▸ Data records
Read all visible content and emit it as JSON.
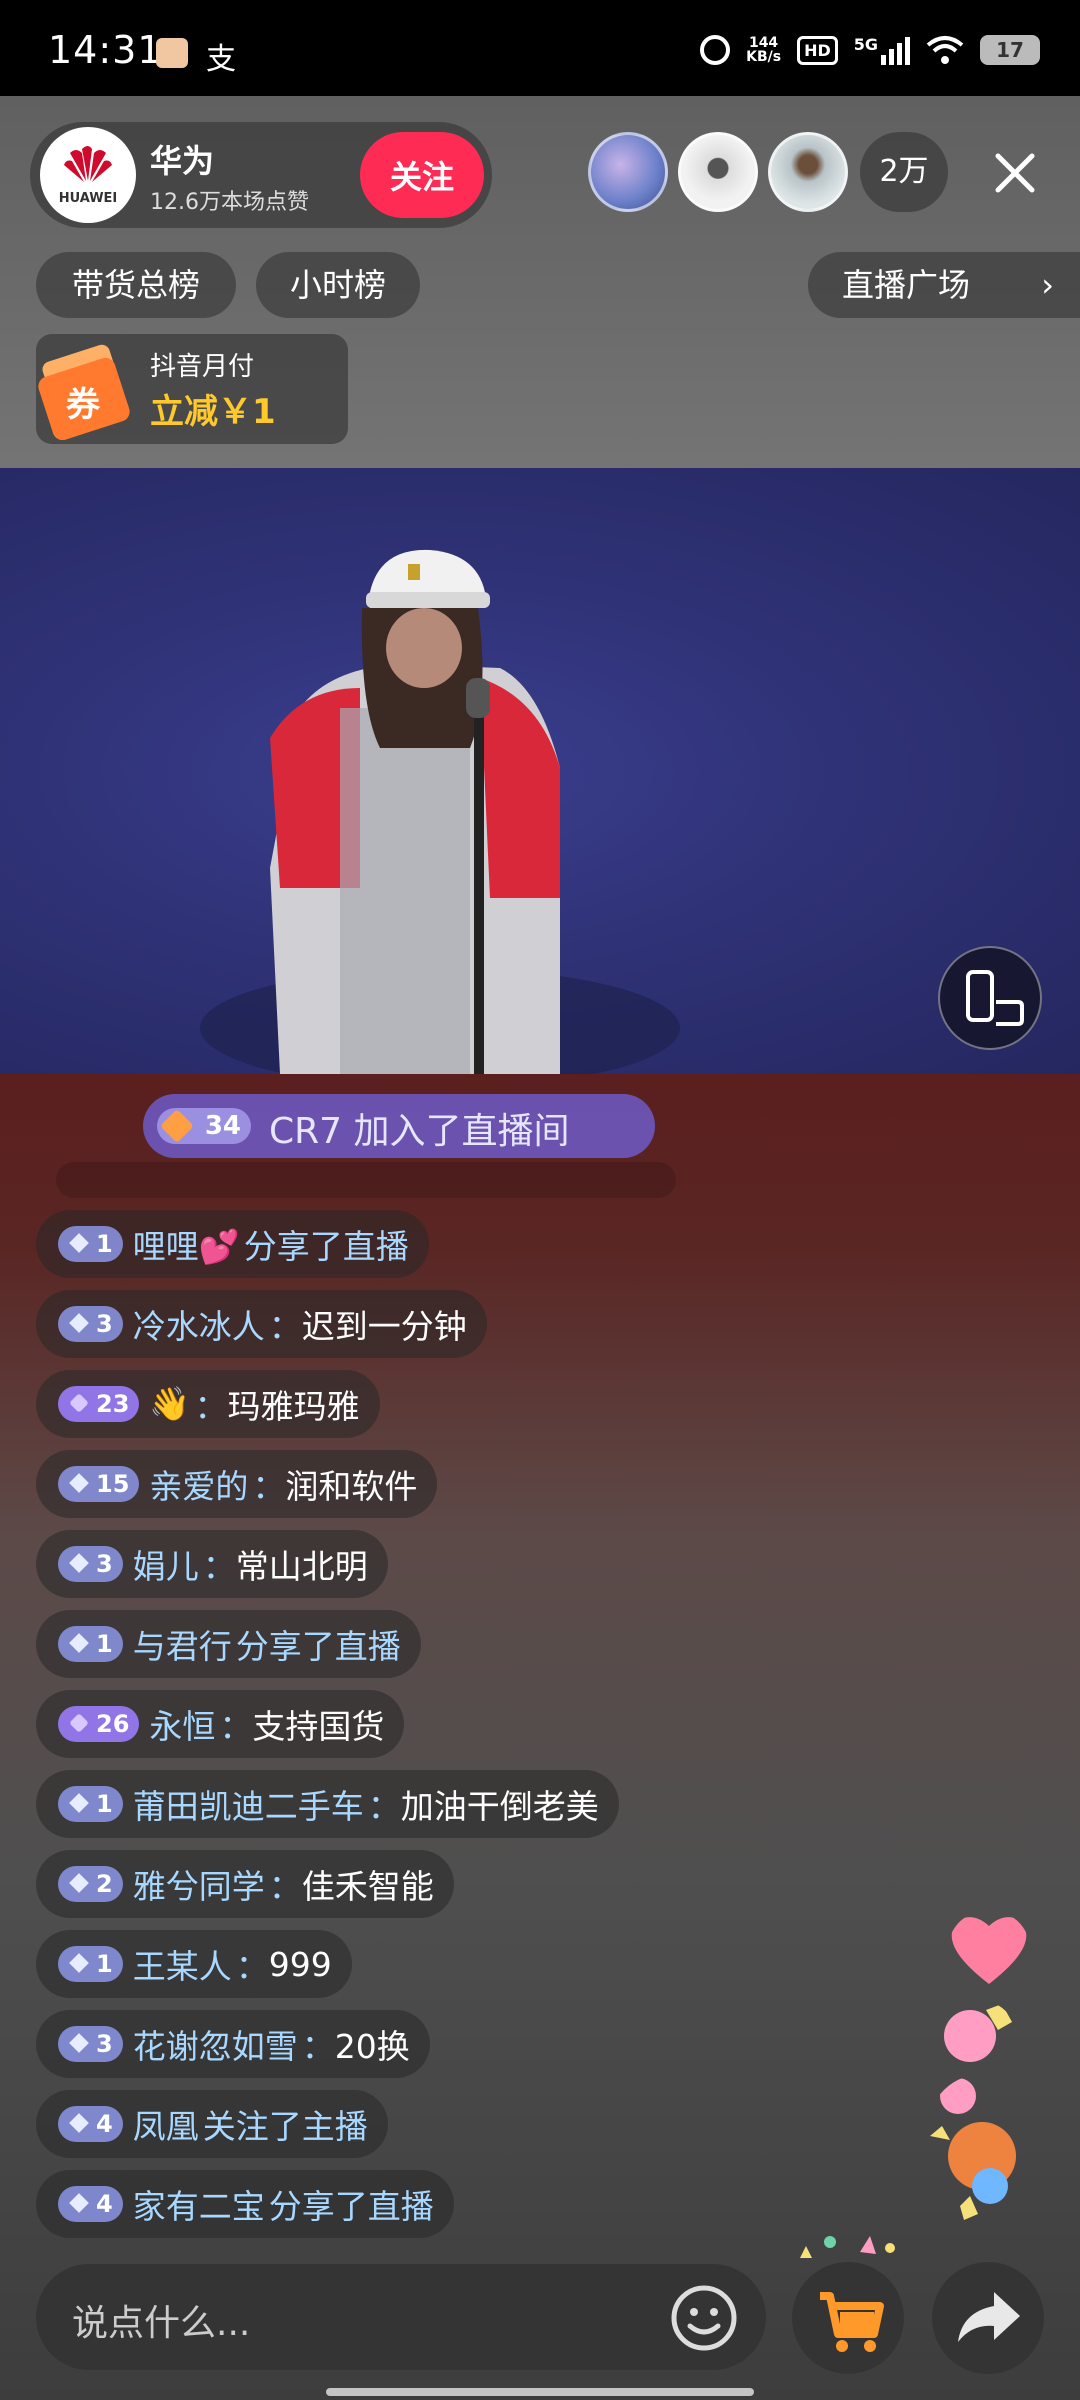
{
  "status_bar": {
    "time": "14:31",
    "app_icon_2": "支",
    "net_speed_top": "144",
    "net_speed_unit": "KB/s",
    "hd": "HD",
    "network": "5G",
    "battery": "17"
  },
  "header": {
    "anchor_name": "华为",
    "logo_text": "HUAWEI",
    "anchor_likes": "12.6万本场点赞",
    "follow_label": "关注",
    "viewer_count": "2万"
  },
  "rank_tabs": {
    "sales_rank": "带货总榜",
    "hourly_rank": "小时榜",
    "plaza": "直播广场"
  },
  "coupon": {
    "icon_text": "券",
    "title": "抖音月付",
    "discount": "立减￥1"
  },
  "join_notice": {
    "level": "34",
    "text": "CR7 加入了直播间"
  },
  "comments": [
    {
      "level": "1",
      "badge": "blue",
      "user": "哩哩💕",
      "sep": " ",
      "text": "分享了直播",
      "text_color": "#a8d8ff"
    },
    {
      "level": "3",
      "badge": "blue",
      "user": "冷水冰人",
      "sep": "：",
      "text": "迟到一分钟"
    },
    {
      "level": "23",
      "badge": "purple",
      "user": "👋",
      "sep": "：",
      "text": "玛雅玛雅"
    },
    {
      "level": "15",
      "badge": "blue",
      "user": "亲爱的",
      "sep": "：",
      "text": "润和软件"
    },
    {
      "level": "3",
      "badge": "blue",
      "user": "娟儿",
      "sep": "：",
      "text": "常山北明"
    },
    {
      "level": "1",
      "badge": "blue",
      "user": "与君行",
      "sep": " ",
      "text": "分享了直播",
      "text_color": "#a8d8ff"
    },
    {
      "level": "26",
      "badge": "purple",
      "user": "永恒",
      "sep": "：",
      "text": "支持国货"
    },
    {
      "level": "1",
      "badge": "blue",
      "user": "莆田凯迪二手车",
      "sep": "：",
      "text": "加油干倒老美"
    },
    {
      "level": "2",
      "badge": "blue",
      "user": "雅兮同学",
      "sep": "：",
      "text": "佳禾智能"
    },
    {
      "level": "1",
      "badge": "blue",
      "user": "王某人",
      "sep": "：",
      "text": "999"
    },
    {
      "level": "3",
      "badge": "blue",
      "user": "花谢忽如雪",
      "sep": "：",
      "text": "20换"
    },
    {
      "level": "4",
      "badge": "blue",
      "user": "凤凰",
      "sep": " ",
      "text": "关注了主播",
      "text_color": "#a8d8ff"
    },
    {
      "level": "4",
      "badge": "blue",
      "user": "家有二宝",
      "sep": " ",
      "text": "分享了直播",
      "text_color": "#a8d8ff"
    }
  ],
  "bottom_bar": {
    "input_placeholder": "说点什么..."
  },
  "colors": {
    "follow": "#fe2c55",
    "coupon_text": "#ffc92b",
    "username": "#a8d8ff"
  }
}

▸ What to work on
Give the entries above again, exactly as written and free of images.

▸ Output for this exercise
Read all visible content and emit it as JSON.
{
  "status_bar": {
    "time": "14:31",
    "app_icon_2": "支",
    "net_speed_top": "144",
    "net_speed_unit": "KB/s",
    "hd": "HD",
    "network": "5G",
    "battery": "17"
  },
  "header": {
    "anchor_name": "华为",
    "logo_text": "HUAWEI",
    "anchor_likes": "12.6万本场点赞",
    "follow_label": "关注",
    "viewer_count": "2万"
  },
  "rank_tabs": {
    "sales_rank": "带货总榜",
    "hourly_rank": "小时榜",
    "plaza": "直播广场"
  },
  "coupon": {
    "icon_text": "券",
    "title": "抖音月付",
    "discount": "立减￥1"
  },
  "join_notice": {
    "level": "34",
    "text": "CR7 加入了直播间"
  },
  "comments": [
    {
      "level": "1",
      "badge": "blue",
      "user": "哩哩💕",
      "sep": " ",
      "text": "分享了直播",
      "text_color": "#a8d8ff"
    },
    {
      "level": "3",
      "badge": "blue",
      "user": "冷水冰人",
      "sep": "：",
      "text": "迟到一分钟"
    },
    {
      "level": "23",
      "badge": "purple",
      "user": "👋",
      "sep": "：",
      "text": "玛雅玛雅"
    },
    {
      "level": "15",
      "badge": "blue",
      "user": "亲爱的",
      "sep": "：",
      "text": "润和软件"
    },
    {
      "level": "3",
      "badge": "blue",
      "user": "娟儿",
      "sep": "：",
      "text": "常山北明"
    },
    {
      "level": "1",
      "badge": "blue",
      "user": "与君行",
      "sep": " ",
      "text": "分享了直播",
      "text_color": "#a8d8ff"
    },
    {
      "level": "26",
      "badge": "purple",
      "user": "永恒",
      "sep": "：",
      "text": "支持国货"
    },
    {
      "level": "1",
      "badge": "blue",
      "user": "莆田凯迪二手车",
      "sep": "：",
      "text": "加油干倒老美"
    },
    {
      "level": "2",
      "badge": "blue",
      "user": "雅兮同学",
      "sep": "：",
      "text": "佳禾智能"
    },
    {
      "level": "1",
      "badge": "blue",
      "user": "王某人",
      "sep": "：",
      "text": "999"
    },
    {
      "level": "3",
      "badge": "blue",
      "user": "花谢忽如雪",
      "sep": "：",
      "text": "20换"
    },
    {
      "level": "4",
      "badge": "blue",
      "user": "凤凰",
      "sep": " ",
      "text": "关注了主播",
      "text_color": "#a8d8ff"
    },
    {
      "level": "4",
      "badge": "blue",
      "user": "家有二宝",
      "sep": " ",
      "text": "分享了直播",
      "text_color": "#a8d8ff"
    }
  ],
  "bottom_bar": {
    "input_placeholder": "说点什么..."
  },
  "colors": {
    "follow": "#fe2c55",
    "coupon_text": "#ffc92b",
    "username": "#a8d8ff"
  }
}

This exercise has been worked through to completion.